The parallel ends perhaps with the McIlwraiths’ motivations in writing their respective works. Tad points out in his grandfather’s time, anthropologists were largely doing “salvage anthropology,” so in writing his book he would have been trying to document what many people perceived to be disappearing indigenous cultures.

“The idea was anthropologists were essentially going to salvage the last of the traditions,” Tad explains. ”There were reasons to think that way, because the impact of 100 or more years of disease and colonial legislation had really compromised the numbers of these communities. They were in fact shrinking, and the low point of the population in British Columbia was in 1929.”

Nowadays, anthropologists don’t work from the assumption that indigenous peoples are disappearing. Tad says if he is trying to accomplish anything with his own book, it is to remind people indigenous hunting communities in northern Canada are alive and well.

“They are political forces. They are raising their kids in a mixture of traditional and contemporary practices that make sense to them. When I work in an aboriginal community, I work from the perspective that their culture is vibrant and alive, and that’s what needs to be understood.”

That’s not to say his work is not influenced by Thomas the fifth, who was one of the first anthropologists in Canada to spend a considerable amount of time working in a single indigenous community. Tad notes his grandfather took a “very human approach” to his work.

“It doesn’t come out entirely in his published academic work, but it does come out in the letters he wrote to his family and mentors. From them you get a very personal, very intimate portrait of what it was like to do anthropology in the 1920s in British Columbia.
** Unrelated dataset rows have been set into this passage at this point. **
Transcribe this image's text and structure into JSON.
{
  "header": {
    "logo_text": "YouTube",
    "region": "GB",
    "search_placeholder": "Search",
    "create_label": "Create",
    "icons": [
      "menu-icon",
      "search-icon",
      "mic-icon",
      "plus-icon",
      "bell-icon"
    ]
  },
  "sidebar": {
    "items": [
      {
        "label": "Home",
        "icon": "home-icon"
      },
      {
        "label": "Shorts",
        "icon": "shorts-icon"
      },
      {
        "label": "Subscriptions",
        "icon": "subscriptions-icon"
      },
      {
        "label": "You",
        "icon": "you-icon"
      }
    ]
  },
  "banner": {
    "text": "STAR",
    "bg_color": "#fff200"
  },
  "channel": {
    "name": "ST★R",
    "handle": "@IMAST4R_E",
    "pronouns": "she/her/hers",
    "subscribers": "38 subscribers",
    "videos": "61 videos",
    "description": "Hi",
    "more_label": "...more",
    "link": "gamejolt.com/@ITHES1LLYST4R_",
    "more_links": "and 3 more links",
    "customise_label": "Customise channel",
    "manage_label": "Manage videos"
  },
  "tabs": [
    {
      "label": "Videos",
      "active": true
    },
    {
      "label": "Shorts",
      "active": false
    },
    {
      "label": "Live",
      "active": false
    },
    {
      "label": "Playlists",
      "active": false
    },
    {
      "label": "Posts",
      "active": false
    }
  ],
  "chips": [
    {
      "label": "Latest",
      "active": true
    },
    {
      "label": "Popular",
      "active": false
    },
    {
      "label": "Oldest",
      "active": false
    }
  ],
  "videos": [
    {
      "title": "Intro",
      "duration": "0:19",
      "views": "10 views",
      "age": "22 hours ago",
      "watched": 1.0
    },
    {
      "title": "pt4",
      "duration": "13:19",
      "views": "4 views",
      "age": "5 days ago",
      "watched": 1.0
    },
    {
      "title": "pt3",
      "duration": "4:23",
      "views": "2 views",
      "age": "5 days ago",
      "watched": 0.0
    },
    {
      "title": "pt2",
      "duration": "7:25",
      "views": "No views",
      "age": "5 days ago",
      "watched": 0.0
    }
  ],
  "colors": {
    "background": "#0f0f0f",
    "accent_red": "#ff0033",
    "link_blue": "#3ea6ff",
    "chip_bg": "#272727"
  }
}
He puts a very human face on that kind of work, and I think it’s one that we as anthropologists generally accept is there but don’t always reveal to the public.

“So in my own book, I have made an effort to make myself visible and to help readers understand who I am, as well as understanding the people I write about.”